WHAT NEEDS TO BE DONE> The data beneath this task has to be reprinted character for character.

(App and web page records)

──────────────────────────────

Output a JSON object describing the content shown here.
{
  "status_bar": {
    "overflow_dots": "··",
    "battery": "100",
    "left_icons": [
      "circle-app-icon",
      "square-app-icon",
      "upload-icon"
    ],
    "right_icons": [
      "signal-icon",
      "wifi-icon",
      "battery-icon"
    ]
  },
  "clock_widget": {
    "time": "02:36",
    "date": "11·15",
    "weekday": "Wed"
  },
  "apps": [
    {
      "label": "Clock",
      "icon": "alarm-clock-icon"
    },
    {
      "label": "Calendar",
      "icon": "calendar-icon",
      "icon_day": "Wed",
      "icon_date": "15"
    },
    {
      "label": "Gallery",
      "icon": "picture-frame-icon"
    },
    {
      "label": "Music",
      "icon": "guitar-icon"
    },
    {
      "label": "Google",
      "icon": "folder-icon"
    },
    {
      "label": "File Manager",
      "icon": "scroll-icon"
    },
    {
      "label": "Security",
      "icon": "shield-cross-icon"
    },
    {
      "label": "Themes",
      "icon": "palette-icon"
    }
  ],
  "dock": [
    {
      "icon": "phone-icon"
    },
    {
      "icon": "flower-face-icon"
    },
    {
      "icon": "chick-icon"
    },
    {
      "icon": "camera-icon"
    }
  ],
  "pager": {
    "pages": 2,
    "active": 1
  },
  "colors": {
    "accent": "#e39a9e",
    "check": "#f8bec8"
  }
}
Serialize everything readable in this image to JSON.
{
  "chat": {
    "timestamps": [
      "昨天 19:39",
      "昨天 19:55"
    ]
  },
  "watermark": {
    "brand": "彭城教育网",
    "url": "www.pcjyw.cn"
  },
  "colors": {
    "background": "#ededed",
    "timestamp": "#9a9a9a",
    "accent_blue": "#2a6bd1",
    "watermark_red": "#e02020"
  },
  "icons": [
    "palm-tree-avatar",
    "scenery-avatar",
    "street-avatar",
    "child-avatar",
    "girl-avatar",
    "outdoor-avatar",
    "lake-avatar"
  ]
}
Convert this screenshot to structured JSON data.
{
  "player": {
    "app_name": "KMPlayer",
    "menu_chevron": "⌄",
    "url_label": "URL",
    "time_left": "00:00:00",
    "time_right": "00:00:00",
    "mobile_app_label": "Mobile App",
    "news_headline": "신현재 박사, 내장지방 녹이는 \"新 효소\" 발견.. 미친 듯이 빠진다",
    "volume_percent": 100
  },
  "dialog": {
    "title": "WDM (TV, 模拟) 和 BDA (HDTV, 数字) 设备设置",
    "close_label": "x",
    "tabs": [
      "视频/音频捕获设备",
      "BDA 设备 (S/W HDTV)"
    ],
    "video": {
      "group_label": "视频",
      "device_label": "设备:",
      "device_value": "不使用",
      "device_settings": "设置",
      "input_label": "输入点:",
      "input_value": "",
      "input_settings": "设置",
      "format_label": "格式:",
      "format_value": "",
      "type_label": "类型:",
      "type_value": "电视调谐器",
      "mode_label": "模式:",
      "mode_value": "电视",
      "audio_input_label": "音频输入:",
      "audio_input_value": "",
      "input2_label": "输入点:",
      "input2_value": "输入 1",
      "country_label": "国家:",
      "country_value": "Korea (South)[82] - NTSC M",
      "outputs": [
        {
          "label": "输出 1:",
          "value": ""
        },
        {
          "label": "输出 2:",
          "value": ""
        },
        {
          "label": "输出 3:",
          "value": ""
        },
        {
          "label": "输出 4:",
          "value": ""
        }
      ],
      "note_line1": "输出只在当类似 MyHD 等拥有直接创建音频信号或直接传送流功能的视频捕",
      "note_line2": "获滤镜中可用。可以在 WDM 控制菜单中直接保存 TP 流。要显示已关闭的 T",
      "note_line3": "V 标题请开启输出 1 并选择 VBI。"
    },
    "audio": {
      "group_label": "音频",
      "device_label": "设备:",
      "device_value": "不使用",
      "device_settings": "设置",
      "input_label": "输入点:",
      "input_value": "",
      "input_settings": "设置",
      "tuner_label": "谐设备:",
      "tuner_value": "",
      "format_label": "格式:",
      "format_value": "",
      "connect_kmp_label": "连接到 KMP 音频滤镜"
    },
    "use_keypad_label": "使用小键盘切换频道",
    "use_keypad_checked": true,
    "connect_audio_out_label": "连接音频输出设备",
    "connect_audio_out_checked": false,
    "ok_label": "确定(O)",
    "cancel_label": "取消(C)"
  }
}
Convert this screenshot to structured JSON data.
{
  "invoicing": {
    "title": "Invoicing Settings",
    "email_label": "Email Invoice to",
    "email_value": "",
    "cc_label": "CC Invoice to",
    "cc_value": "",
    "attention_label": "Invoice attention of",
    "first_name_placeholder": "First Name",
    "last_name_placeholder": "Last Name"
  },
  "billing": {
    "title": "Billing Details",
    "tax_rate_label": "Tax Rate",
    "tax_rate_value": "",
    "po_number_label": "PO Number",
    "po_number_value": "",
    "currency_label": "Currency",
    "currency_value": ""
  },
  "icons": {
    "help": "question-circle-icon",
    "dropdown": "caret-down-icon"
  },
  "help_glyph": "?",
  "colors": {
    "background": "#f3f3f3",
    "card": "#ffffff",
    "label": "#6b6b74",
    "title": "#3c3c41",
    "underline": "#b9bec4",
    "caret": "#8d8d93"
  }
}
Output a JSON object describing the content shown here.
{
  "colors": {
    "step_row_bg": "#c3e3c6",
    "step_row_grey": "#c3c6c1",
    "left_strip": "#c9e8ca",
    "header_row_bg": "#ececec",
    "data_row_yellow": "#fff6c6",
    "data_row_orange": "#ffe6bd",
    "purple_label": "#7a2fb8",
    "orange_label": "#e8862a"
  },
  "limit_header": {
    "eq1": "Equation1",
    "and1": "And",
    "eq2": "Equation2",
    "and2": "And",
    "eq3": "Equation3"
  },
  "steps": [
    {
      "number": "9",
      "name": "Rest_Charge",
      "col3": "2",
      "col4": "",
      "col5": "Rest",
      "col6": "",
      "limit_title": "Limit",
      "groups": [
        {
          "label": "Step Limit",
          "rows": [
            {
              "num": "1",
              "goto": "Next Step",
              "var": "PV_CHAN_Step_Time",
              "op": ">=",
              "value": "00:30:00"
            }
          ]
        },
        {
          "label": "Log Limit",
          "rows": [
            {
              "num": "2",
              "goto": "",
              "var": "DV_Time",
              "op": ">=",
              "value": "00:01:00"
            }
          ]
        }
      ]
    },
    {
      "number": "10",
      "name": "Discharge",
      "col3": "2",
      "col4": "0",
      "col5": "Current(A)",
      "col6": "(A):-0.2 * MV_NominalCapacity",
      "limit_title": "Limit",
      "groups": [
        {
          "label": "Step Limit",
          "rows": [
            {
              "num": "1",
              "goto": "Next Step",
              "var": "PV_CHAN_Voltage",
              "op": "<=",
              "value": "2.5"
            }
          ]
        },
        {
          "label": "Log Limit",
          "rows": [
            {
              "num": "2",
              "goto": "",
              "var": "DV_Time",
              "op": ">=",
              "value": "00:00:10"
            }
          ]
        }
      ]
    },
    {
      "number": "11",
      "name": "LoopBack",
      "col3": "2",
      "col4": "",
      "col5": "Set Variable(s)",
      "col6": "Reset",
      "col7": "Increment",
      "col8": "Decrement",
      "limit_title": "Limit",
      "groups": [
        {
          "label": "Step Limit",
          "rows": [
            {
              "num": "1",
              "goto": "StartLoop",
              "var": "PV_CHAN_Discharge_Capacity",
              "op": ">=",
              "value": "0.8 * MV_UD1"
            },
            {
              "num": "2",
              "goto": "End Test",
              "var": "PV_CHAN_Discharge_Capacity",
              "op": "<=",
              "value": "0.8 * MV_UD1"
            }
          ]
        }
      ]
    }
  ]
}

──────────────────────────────

YOUR RESPONSE>
Output a JSON object describing the content shown here.
{
  "status_bar": {
    "overflow_dots": "··",
    "battery": "100",
    "left_icons": [
      "circle-app-icon",
      "square-app-icon",
      "upload-icon"
    ],
    "right_icons": [
      "signal-icon",
      "wifi-icon",
      "battery-icon"
    ]
  },
  "clock_widget": {
    "time": "02:36",
    "date": "11·15",
    "weekday": "Wed"
  },
  "apps": [
    {
      "label": "Clock",
      "icon": "alarm-clock-icon"
    },
    {
      "label": "Calendar",
      "icon": "calendar-icon",
      "icon_day": "Wed",
      "icon_date": "15"
    },
    {
      "label": "Gallery",
      "icon": "picture-frame-icon"
    },
    {
      "label": "Music",
      "icon": "guitar-icon"
    },
    {
      "label": "Google",
      "icon": "folder-icon"
    },
    {
      "label": "File Manager",
      "icon": "scroll-icon"
    },
    {
      "label": "Security",
      "icon": "shield-cross-icon"
    },
    {
      "label": "Themes",
      "icon": "palette-icon"
    }
  ],
  "dock": [
    {
      "icon": "phone-icon"
    },
    {
      "icon": "flower-face-icon"
    },
    {
      "icon": "chick-icon"
    },
    {
      "icon": "camera-icon"
    }
  ],
  "pager": {
    "pages": 2,
    "active": 1
  },
  "colors": {
    "accent": "#e39a9e",
    "check": "#f8bec8"
  }
}
Serialize everything readable in this image to JSON.
{
  "chat": {
    "timestamps": [
      "昨天 19:39",
      "昨天 19:55"
    ]
  },
  "watermark": {
    "brand": "彭城教育网",
    "url": "www.pcjyw.cn"
  },
  "colors": {
    "background": "#ededed",
    "timestamp": "#9a9a9a",
    "accent_blue": "#2a6bd1",
    "watermark_red": "#e02020"
  },
  "icons": [
    "palm-tree-avatar",
    "scenery-avatar",
    "street-avatar",
    "child-avatar",
    "girl-avatar",
    "outdoor-avatar",
    "lake-avatar"
  ]
}
Convert this screenshot to structured JSON data.
{
  "player": {
    "app_name": "KMPlayer",
    "menu_chevron": "⌄",
    "url_label": "URL",
    "time_left": "00:00:00",
    "time_right": "00:00:00",
    "mobile_app_label": "Mobile App",
    "news_headline": "신현재 박사, 내장지방 녹이는 \"新 효소\" 발견.. 미친 듯이 빠진다",
    "volume_percent": 100
  },
  "dialog": {
    "title": "WDM (TV, 模拟) 和 BDA (HDTV, 数字) 设备设置",
    "close_label": "x",
    "tabs": [
      "视频/音频捕获设备",
      "BDA 设备 (S/W HDTV)"
    ],
    "video": {
      "group_label": "视频",
      "device_label": "设备:",
      "device_value": "不使用",
      "device_settings": "设置",
      "input_label": "输入点:",
      "input_value": "",
      "input_settings": "设置",
      "format_label": "格式:",
      "format_value": "",
      "type_label": "类型:",
      "type_value": "电视调谐器",
      "mode_label": "模式:",
      "mode_value": "电视",
      "audio_input_label": "音频输入:",
      "audio_input_value": "",
      "input2_label": "输入点:",
      "input2_value": "输入 1",
      "country_label": "国家:",
      "country_value": "Korea (South)[82] - NTSC M",
      "outputs": [
        {
          "label": "输出 1:",
          "value": ""
        },
        {
          "label": "输出 2:",
          "value": ""
        },
        {
          "label": "输出 3:",
          "value": ""
        },
        {
          "label": "输出 4:",
          "value": ""
        }
      ],
      "note_line1": "输出只在当类似 MyHD 等拥有直接创建音频信号或直接传送流功能的视频捕",
      "note_line2": "获滤镜中可用。可以在 WDM 控制菜单中直接保存 TP 流。要显示已关闭的 T",
      "note_line3": "V 标题请开启输出 1 并选择 VBI。"
    },
    "audio": {
      "group_label": "音频",
      "device_label": "设备:",
      "device_value": "不使用",
      "device_settings": "设置",
      "input_label": "输入点:",
      "input_value": "",
      "input_settings": "设置",
      "tuner_label": "谐设备:",
      "tuner_value": "",
      "format_label": "格式:",
      "format_value": "",
      "connect_kmp_label": "连接到 KMP 音频滤镜"
    },
    "use_keypad_label": "使用小键盘切换频道",
    "use_keypad_checked": true,
    "connect_audio_out_label": "连接音频输出设备",
    "connect_audio_out_checked": false,
    "ok_label": "确定(O)",
    "cancel_label": "取消(C)"
  }
}
Convert this screenshot to structured JSON data.
{
  "invoicing": {
    "title": "Invoicing Settings",
    "email_label": "Email Invoice to",
    "email_value": "",
    "cc_label": "CC Invoice to",
    "cc_value": "",
    "attention_label": "Invoice attention of",
    "first_name_placeholder": "First Name",
    "last_name_placeholder": "Last Name"
  },
  "billing": {
    "title": "Billing Details",
    "tax_rate_label": "Tax Rate",
    "tax_rate_value": "",
    "po_number_label": "PO Number",
    "po_number_value": "",
    "currency_label": "Currency",
    "currency_value": ""
  },
  "icons": {
    "help": "question-circle-icon",
    "dropdown": "caret-down-icon"
  },
  "help_glyph": "?",
  "colors": {
    "background": "#f3f3f3",
    "card": "#ffffff",
    "label": "#6b6b74",
    "title": "#3c3c41",
    "underline": "#b9bec4",
    "caret": "#8d8d93"
  }
}
Output a JSON object describing the content shown here.
{
  "colors": {
    "step_row_bg": "#c3e3c6",
    "step_row_grey": "#c3c6c1",
    "left_strip": "#c9e8ca",
    "header_row_bg": "#ececec",
    "data_row_yellow": "#fff6c6",
    "data_row_orange": "#ffe6bd",
    "purple_label": "#7a2fb8",
    "orange_label": "#e8862a"
  },
  "limit_header": {
    "eq1": "Equation1",
    "and1": "And",
    "eq2": "Equation2",
    "and2": "And",
    "eq3": "Equation3"
  },
  "steps": [
    {
      "number": "9",
      "name": "Rest_Charge",
      "col3": "2",
      "col4": "",
      "col5": "Rest",
      "col6": "",
      "limit_title": "Limit",
      "groups": [
        {
          "label": "Step Limit",
          "rows": [
            {
              "num": "1",
              "goto": "Next Step",
              "var": "PV_CHAN_Step_Time",
              "op": ">=",
              "value": "00:30:00"
            }
          ]
        },
        {
          "label": "Log Limit",
          "rows": [
            {
              "num": "2",
              "goto": "",
              "var": "DV_Time",
              "op": ">=",
              "value": "00:01:00"
            }
          ]
        }
      ]
    },
    {
      "number": "10",
      "name": "Discharge",
      "col3": "2",
      "col4": "0",
      "col5": "Current(A)",
      "col6": "(A):-0.2 * MV_NominalCapacity",
      "limit_title": "Limit",
      "groups": [
        {
          "label": "Step Limit",
          "rows": [
            {
              "num": "1",
              "goto": "Next Step",
              "var": "PV_CHAN_Voltage",
              "op": "<=",
              "value": "2.5"
            }
          ]
        },
        {
          "label": "Log Limit",
          "rows": [
            {
              "num": "2",
              "goto": "",
              "var": "DV_Time",
              "op": ">=",
              "value": "00:00:10"
            }
          ]
        }
      ]
    },
    {
      "number": "11",
      "name": "LoopBack",
      "col3": "2",
      "col4": "",
      "col5": "Set Variable(s)",
      "col6": "Reset",
      "col7": "Increment",
      "col8": "Decrement",
      "limit_title": "Limit",
      "groups": [
        {
          "label": "Step Limit",
          "rows": [
            {
              "num": "1",
              "goto": "StartLoop",
              "var": "PV_CHAN_Discharge_Capacity",
              "op": ">=",
              "value": "0.8 * MV_UD1"
            },
            {
              "num": "2",
              "goto": "End Test",
              "var": "PV_CHAN_Discharge_Capacity",
              "op": "<=",
              "value": "0.8 * MV_UD1"
            }
          ]
        }
      ]
    }
  ]
}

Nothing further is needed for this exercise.